Protesters temporarily shut down the work in the Town of Minisink, located in Orange County, on Thursday.

Some blocked the advance of construction equipment as neighbors expressed their collective defiance with chants of “Who’s town? Our town!”

It was the fourth day of protests at the site of a planned natural gas compression station in a controversial section of the massive Millennium Pipeline designed to deliver fuel from upstate New York.

The company got the go-ahead on Monday from the federal Energy Regulatory Commission.

The moment ground was broken, the protests began.

“They basically come in, purchased the land and kinda said ‘Sorry, it’s a federal project, there’s nothing you can say or do about it,’” Leanne Braun told CBS 2′s Lou Young.

The section of the pipeline generating the protests was approved by a split 3-2 vote, so it will get an automatic rehearing.

Opponents said they will file a court challenge if they don’t win that. They’re rather passionate in the opinion that work shouldn’t start until the process is complete.

“This facility could be built 18 miles away in a forest…and they choose to shove this right here down our throats,” resident Roc Solmita said.

Millenium Pipeline spokesman Stephen Sullivan said alternate sites are too environmentally sensitive for such a facility.

About the protesters, he said “it’s certainly within their right to sue if they wish to do so, but we are proceeding with construction.”

There have already been two arrests this week.

Neighbors said they’re willing to risk it for a chance to slow the work down.

“I’m not a radical. I just have my family. I have two daughters. I live around the corner from where they want to build this thing,” resident Shawn Cahill said.

“Here, we don’t even have our own fire department. We don’t even have a fire department here. The closest burn unit is in Westchester,” Asha Canalos said.

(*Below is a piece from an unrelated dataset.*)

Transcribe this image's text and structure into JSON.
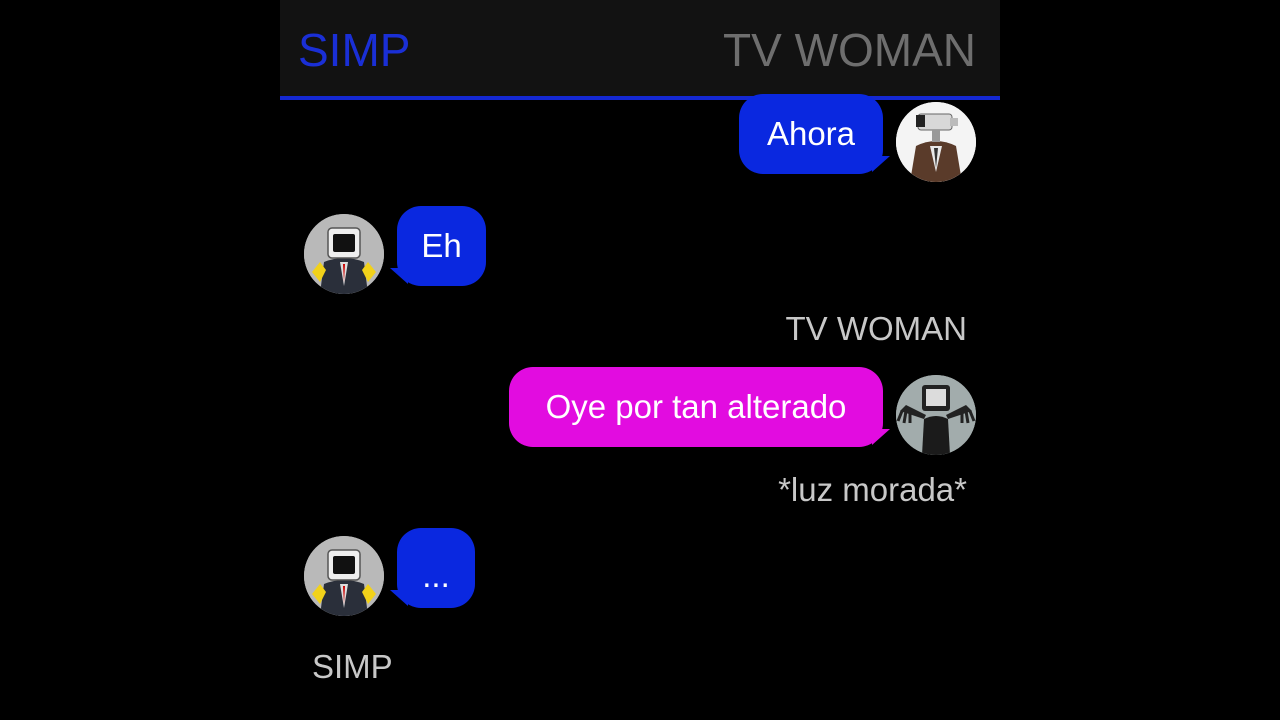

If work goes according to schedule, the gas compression plant could be sending natural gas south to Ramapo by mid-February.

The construction site was shut down for about 40 minutes on Thursday. No one was arrested.